Ultra-wideband is also used in "see-through-the-wall" precision radar-imaging technology, precision locating and tracking (using distance measurements between radios), and precision time-of-arrival-based localization approaches. It is efficient, with a spatial capacity of approximately 1013 bit/s/m². UWB radar has been proposed as the active sensor component in an Automatic Target Recognition application, designed to detect humans or objects that have fallen onto subway tracks.
UWB has been a proposed technology for use in personal area networks, and appeared in the IEEE 802.15.3a draft PAN standard. However, after several years of deadlock, the IEEE 802.15.3a task group was dissolved in 2006. The work was completed by the WiMedia Alliance and the USB Implementer Forum. Slow progress in UWB standards development, the cost of initial implementation, and performance significantly lower than initially expected are several reasons for the limited use of UWB in consumer products (which caused several UWB vendors to cease operations in 2008 and 2009).

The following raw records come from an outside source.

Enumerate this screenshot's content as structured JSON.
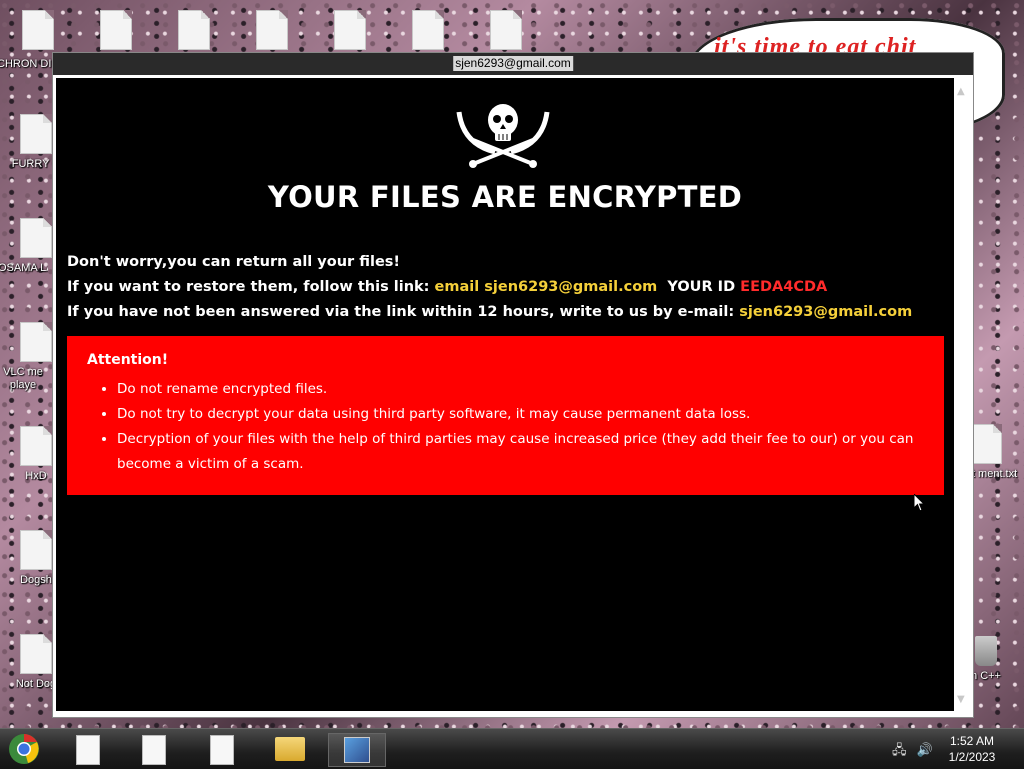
{
  "desktop": {
    "left_icons": [
      "CHRON DISEA",
      "FURRY C",
      "OSAMA LADEN E",
      "VLC me playe",
      "HxD",
      "Dogsh",
      "Not Dog"
    ],
    "top_icons_count": 7,
    "right_icons": [
      "Text ment.txt",
      "n C++"
    ],
    "bubble_text": "it's time to eat chit",
    "bubble_fragment": "te"
  },
  "window": {
    "title": "sjen6293@gmail.com",
    "heading": "YOUR FILES ARE ENCRYPTED",
    "line1": "Don't worry,you can return all your files!",
    "line2_prefix": "If you want to restore them, follow this link:",
    "line2_email": "email sjen6293@gmail.com",
    "line2_id_label": "YOUR ID",
    "line2_id": "EEDA4CDA",
    "line3_prefix": "If you have not been answered via the link within 12 hours, write to us by e-mail:",
    "line3_email": "sjen6293@gmail.com",
    "attention": {
      "heading": "Attention!",
      "items": [
        "Do not rename encrypted files.",
        "Do not try to decrypt your data using third party software, it may cause permanent data loss.",
        "Decryption of your files with the help of third parties may cause increased price (they add their fee to our) or you can become a victim of a scam."
      ]
    }
  },
  "taskbar": {
    "time": "1:52 AM",
    "date": "1/2/2023"
  },
  "colors": {
    "accent_yellow": "#f5d03a",
    "id_red": "#ff2b2b",
    "attention_bg": "#ff0000"
  }
}
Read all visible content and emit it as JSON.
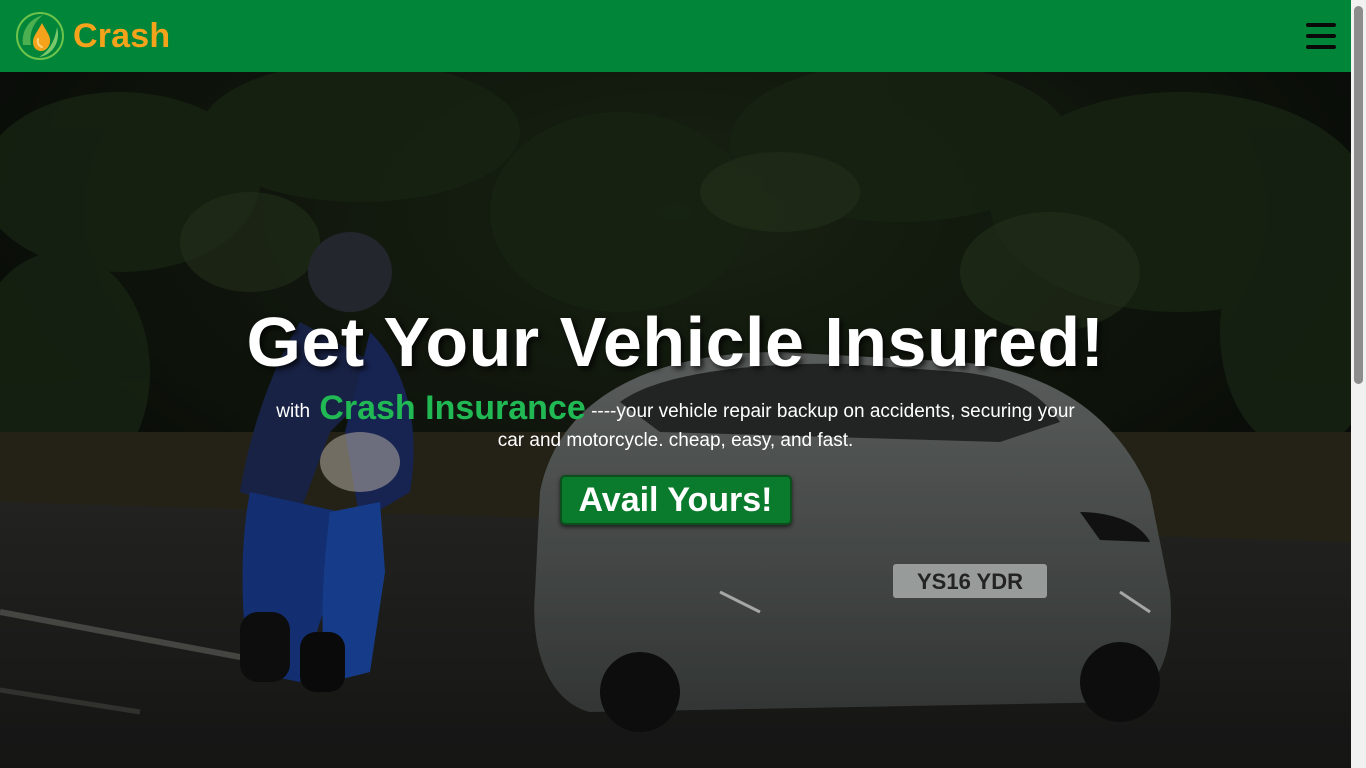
{
  "navbar": {
    "brand_name": "Crash",
    "logo_icon": "leaf-drop-icon",
    "menu_icon": "hamburger-menu-icon"
  },
  "hero": {
    "headline": "Get Your Vehicle Insured!",
    "tagline_prefix": "with",
    "tagline_brand": "Crash Insurance",
    "tagline_rest": "----your vehicle repair backup on accidents, securing your car and motorcycle. cheap, easy, and fast.",
    "cta_label": "Avail Yours!",
    "background_description_icon": "motorcycle-and-car-photo",
    "license_plate": "YS16 YDR"
  },
  "colors": {
    "navbar_bg": "#008539",
    "brand_text": "#f5a31a",
    "brand_highlight": "#20b954",
    "cta_bg": "#0a7a2c"
  }
}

In the USA, ultra-wideband refers to radio technology with a bandwidth exceeding the lesser of 500 MHz or 20% of the arithmetic center frequency, according to the U.S. Federal Communications Commission (FCC). A February 14, 2002 FCC Report and Order authorized the unlicensed use of UWB in the frequency range from 3.1 to 10.6 GHz. The FCC power spectral density emission limit for UWB transmitters is −41.3 dBm/MHz. This limit also applies to unintentional emitters in the UWB band (the "Part 15" limit). However, the emission limit for UWB emitters may be significantly lower (as low as −75 dBm/MHz) in other segments of the spectrum.
Deliberations in the International Telecommunication Union Radiocommunication Sector (ITU-R) resulted in a Report and Recommendation on UWB in November 2005. UK regulator Ofcom announced a similar decision on 9 August 2007. More than four dozen devices have been certified under the FCC UWB rules, the vast majority of which are radar, imaging or locating systems.
There has been concern over interference between narrowband and UWB signals that share the same spectrum. Earlier, the only radio technology that used pulses were spark-gap transmitters, which international treaties banned because they interfere with medium-wave receivers. UWB, however, uses lower power. The subject was extensively covered in the proceedings that led to the adoption of the FCC rules in the U.S. and in the meetings relating to UWB of the ITU-R leading to its Report and Recommendations on UWB technology. Commonly used electrical appliances emit impulsive noise (for example, hair dryers) and proponents successfully argued that the noise floor would not be raised excessively by wider deployment of low power wideband transmitters.
China allowed 24 GHz UWB Automotive Short Range Radar in Nov 2012.
It was pioneered by Robert A. Schorton, and others.